» **Your instructions**:
All lines in the records that carry the string "icon" are to be shown.

» **Records to process**:
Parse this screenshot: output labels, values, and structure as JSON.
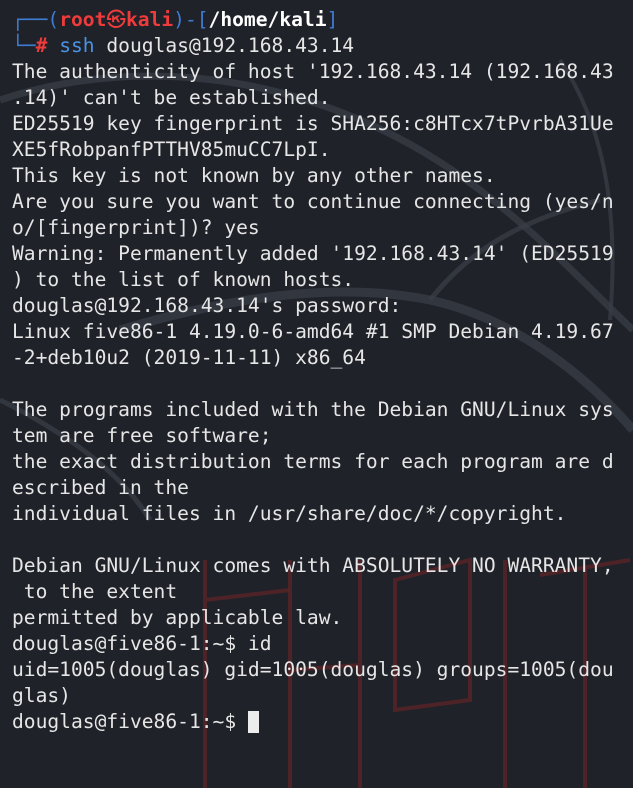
{
  "prompt": {
    "top_left": "┌──(",
    "user": "root",
    "skull": "㉿",
    "host": "kali",
    "mid": ")-[",
    "path": "/home/kali",
    "end": "]",
    "bottom_left": "└─",
    "hash": "#",
    "command": "ssh",
    "argument": " douglas@192.168.43.14"
  },
  "output_lines": [
    "The authenticity of host '192.168.43.14 (192.168.43",
    ".14)' can't be established.",
    "ED25519 key fingerprint is SHA256:c8HTcx7tPvrbA31Ue",
    "XE5fRobpanfPTTHV85muCC7LpI.",
    "This key is not known by any other names.",
    "Are you sure you want to continue connecting (yes/n",
    "o/[fingerprint])? yes",
    "Warning: Permanently added '192.168.43.14' (ED25519",
    ") to the list of known hosts.",
    "douglas@192.168.43.14's password:",
    "Linux five86-1 4.19.0-6-amd64 #1 SMP Debian 4.19.67",
    "-2+deb10u2 (2019-11-11) x86_64",
    "",
    "The programs included with the Debian GNU/Linux sys",
    "tem are free software;",
    "the exact distribution terms for each program are d",
    "escribed in the",
    "individual files in /usr/share/doc/*/copyright.",
    "",
    "Debian GNU/Linux comes with ABSOLUTELY NO WARRANTY,",
    " to the extent",
    "permitted by applicable law.",
    "douglas@five86-1:~$ id",
    "uid=1005(douglas) gid=1005(douglas) groups=1005(dou",
    "glas)"
  ],
  "final_prompt": "douglas@five86-1:~$ ",
  "colors": {
    "background": "#1f2229",
    "text": "#e6e6e6",
    "prompt_red": "#ef3b3b",
    "prompt_blue": "#3f7bd1",
    "command_blue": "#4a93e8"
  }
}
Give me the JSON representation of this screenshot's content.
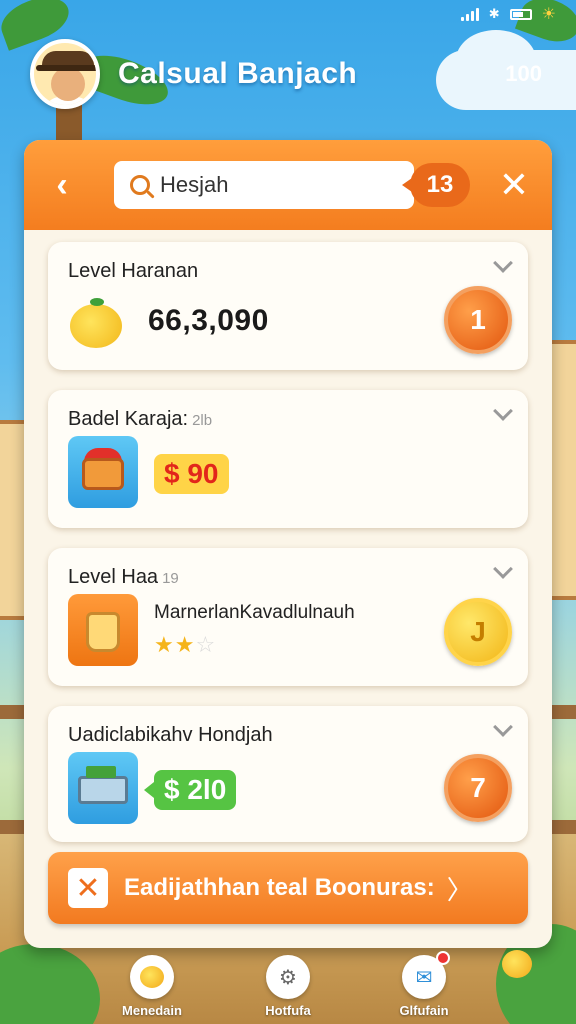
{
  "header": {
    "app_title": "Calsual Banjach",
    "coin_count": "100"
  },
  "search": {
    "value": "Hesjah",
    "result_count": "13"
  },
  "cards": [
    {
      "title": "Level Haranan",
      "title_suffix": "",
      "value": "66,3,090",
      "icon": "mango-icon",
      "badge": "1"
    },
    {
      "title": "Badel Karaja:",
      "title_suffix": "2lb",
      "icon": "treasure-chest-icon",
      "price": "$ 90"
    },
    {
      "title": "Level Haa",
      "title_suffix": "19",
      "icon": "gift-bag-icon",
      "item_name": "MarnerlanKavadlulnauh",
      "stars": "★★☆",
      "rating": 2,
      "badge": "J"
    },
    {
      "title": "Uadiclabikahv Hondjah",
      "title_suffix": "",
      "icon": "cash-register-icon",
      "price": "$ 2l0",
      "badge": "7"
    }
  ],
  "bonus_button": {
    "label": "Eadijathhan teal Boonuras:",
    "chevron": "〉"
  },
  "nav": [
    {
      "label": "Menedain",
      "icon": "mango-icon"
    },
    {
      "label": "Hotfufa",
      "icon": "gear-icon"
    },
    {
      "label": "Glfufain",
      "icon": "chat-icon"
    }
  ],
  "colors": {
    "accent_orange": "#f47d1f",
    "panel_bg": "#fbf5e8",
    "price_yellow": "#ffd447",
    "price_green": "#56c443"
  }
}
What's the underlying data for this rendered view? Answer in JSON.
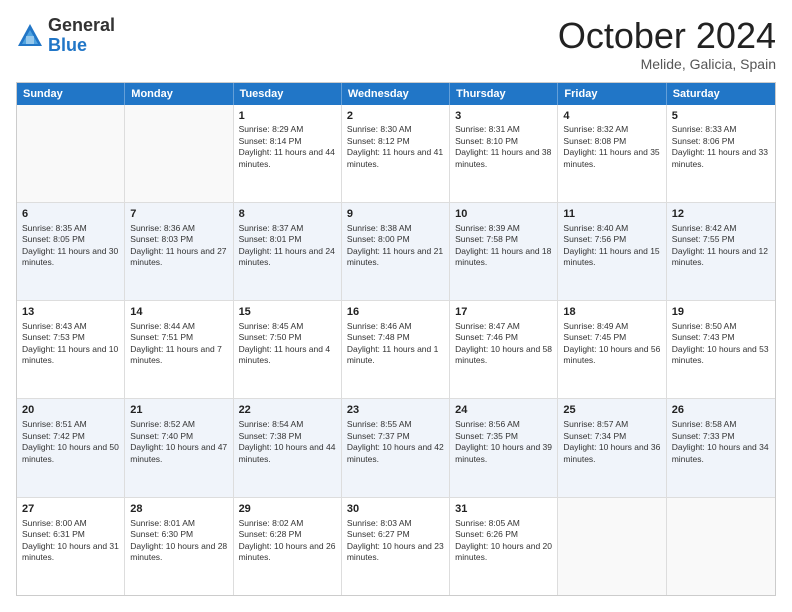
{
  "logo": {
    "general": "General",
    "blue": "Blue"
  },
  "header": {
    "month": "October 2024",
    "location": "Melide, Galicia, Spain"
  },
  "days": [
    "Sunday",
    "Monday",
    "Tuesday",
    "Wednesday",
    "Thursday",
    "Friday",
    "Saturday"
  ],
  "weeks": [
    [
      {
        "day": "",
        "sunrise": "",
        "sunset": "",
        "daylight": ""
      },
      {
        "day": "",
        "sunrise": "",
        "sunset": "",
        "daylight": ""
      },
      {
        "day": "1",
        "sunrise": "Sunrise: 8:29 AM",
        "sunset": "Sunset: 8:14 PM",
        "daylight": "Daylight: 11 hours and 44 minutes."
      },
      {
        "day": "2",
        "sunrise": "Sunrise: 8:30 AM",
        "sunset": "Sunset: 8:12 PM",
        "daylight": "Daylight: 11 hours and 41 minutes."
      },
      {
        "day": "3",
        "sunrise": "Sunrise: 8:31 AM",
        "sunset": "Sunset: 8:10 PM",
        "daylight": "Daylight: 11 hours and 38 minutes."
      },
      {
        "day": "4",
        "sunrise": "Sunrise: 8:32 AM",
        "sunset": "Sunset: 8:08 PM",
        "daylight": "Daylight: 11 hours and 35 minutes."
      },
      {
        "day": "5",
        "sunrise": "Sunrise: 8:33 AM",
        "sunset": "Sunset: 8:06 PM",
        "daylight": "Daylight: 11 hours and 33 minutes."
      }
    ],
    [
      {
        "day": "6",
        "sunrise": "Sunrise: 8:35 AM",
        "sunset": "Sunset: 8:05 PM",
        "daylight": "Daylight: 11 hours and 30 minutes."
      },
      {
        "day": "7",
        "sunrise": "Sunrise: 8:36 AM",
        "sunset": "Sunset: 8:03 PM",
        "daylight": "Daylight: 11 hours and 27 minutes."
      },
      {
        "day": "8",
        "sunrise": "Sunrise: 8:37 AM",
        "sunset": "Sunset: 8:01 PM",
        "daylight": "Daylight: 11 hours and 24 minutes."
      },
      {
        "day": "9",
        "sunrise": "Sunrise: 8:38 AM",
        "sunset": "Sunset: 8:00 PM",
        "daylight": "Daylight: 11 hours and 21 minutes."
      },
      {
        "day": "10",
        "sunrise": "Sunrise: 8:39 AM",
        "sunset": "Sunset: 7:58 PM",
        "daylight": "Daylight: 11 hours and 18 minutes."
      },
      {
        "day": "11",
        "sunrise": "Sunrise: 8:40 AM",
        "sunset": "Sunset: 7:56 PM",
        "daylight": "Daylight: 11 hours and 15 minutes."
      },
      {
        "day": "12",
        "sunrise": "Sunrise: 8:42 AM",
        "sunset": "Sunset: 7:55 PM",
        "daylight": "Daylight: 11 hours and 12 minutes."
      }
    ],
    [
      {
        "day": "13",
        "sunrise": "Sunrise: 8:43 AM",
        "sunset": "Sunset: 7:53 PM",
        "daylight": "Daylight: 11 hours and 10 minutes."
      },
      {
        "day": "14",
        "sunrise": "Sunrise: 8:44 AM",
        "sunset": "Sunset: 7:51 PM",
        "daylight": "Daylight: 11 hours and 7 minutes."
      },
      {
        "day": "15",
        "sunrise": "Sunrise: 8:45 AM",
        "sunset": "Sunset: 7:50 PM",
        "daylight": "Daylight: 11 hours and 4 minutes."
      },
      {
        "day": "16",
        "sunrise": "Sunrise: 8:46 AM",
        "sunset": "Sunset: 7:48 PM",
        "daylight": "Daylight: 11 hours and 1 minute."
      },
      {
        "day": "17",
        "sunrise": "Sunrise: 8:47 AM",
        "sunset": "Sunset: 7:46 PM",
        "daylight": "Daylight: 10 hours and 58 minutes."
      },
      {
        "day": "18",
        "sunrise": "Sunrise: 8:49 AM",
        "sunset": "Sunset: 7:45 PM",
        "daylight": "Daylight: 10 hours and 56 minutes."
      },
      {
        "day": "19",
        "sunrise": "Sunrise: 8:50 AM",
        "sunset": "Sunset: 7:43 PM",
        "daylight": "Daylight: 10 hours and 53 minutes."
      }
    ],
    [
      {
        "day": "20",
        "sunrise": "Sunrise: 8:51 AM",
        "sunset": "Sunset: 7:42 PM",
        "daylight": "Daylight: 10 hours and 50 minutes."
      },
      {
        "day": "21",
        "sunrise": "Sunrise: 8:52 AM",
        "sunset": "Sunset: 7:40 PM",
        "daylight": "Daylight: 10 hours and 47 minutes."
      },
      {
        "day": "22",
        "sunrise": "Sunrise: 8:54 AM",
        "sunset": "Sunset: 7:38 PM",
        "daylight": "Daylight: 10 hours and 44 minutes."
      },
      {
        "day": "23",
        "sunrise": "Sunrise: 8:55 AM",
        "sunset": "Sunset: 7:37 PM",
        "daylight": "Daylight: 10 hours and 42 minutes."
      },
      {
        "day": "24",
        "sunrise": "Sunrise: 8:56 AM",
        "sunset": "Sunset: 7:35 PM",
        "daylight": "Daylight: 10 hours and 39 minutes."
      },
      {
        "day": "25",
        "sunrise": "Sunrise: 8:57 AM",
        "sunset": "Sunset: 7:34 PM",
        "daylight": "Daylight: 10 hours and 36 minutes."
      },
      {
        "day": "26",
        "sunrise": "Sunrise: 8:58 AM",
        "sunset": "Sunset: 7:33 PM",
        "daylight": "Daylight: 10 hours and 34 minutes."
      }
    ],
    [
      {
        "day": "27",
        "sunrise": "Sunrise: 8:00 AM",
        "sunset": "Sunset: 6:31 PM",
        "daylight": "Daylight: 10 hours and 31 minutes."
      },
      {
        "day": "28",
        "sunrise": "Sunrise: 8:01 AM",
        "sunset": "Sunset: 6:30 PM",
        "daylight": "Daylight: 10 hours and 28 minutes."
      },
      {
        "day": "29",
        "sunrise": "Sunrise: 8:02 AM",
        "sunset": "Sunset: 6:28 PM",
        "daylight": "Daylight: 10 hours and 26 minutes."
      },
      {
        "day": "30",
        "sunrise": "Sunrise: 8:03 AM",
        "sunset": "Sunset: 6:27 PM",
        "daylight": "Daylight: 10 hours and 23 minutes."
      },
      {
        "day": "31",
        "sunrise": "Sunrise: 8:05 AM",
        "sunset": "Sunset: 6:26 PM",
        "daylight": "Daylight: 10 hours and 20 minutes."
      },
      {
        "day": "",
        "sunrise": "",
        "sunset": "",
        "daylight": ""
      },
      {
        "day": "",
        "sunrise": "",
        "sunset": "",
        "daylight": ""
      }
    ]
  ]
}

» **Written response**:
      "icon": "mango-icon",
      "icon": "treasure-chest-icon",
      "icon": "gift-bag-icon",
      "icon": "cash-register-icon",
      "icon": "mango-icon"
      "icon": "gear-icon"
      "icon": "chat-icon"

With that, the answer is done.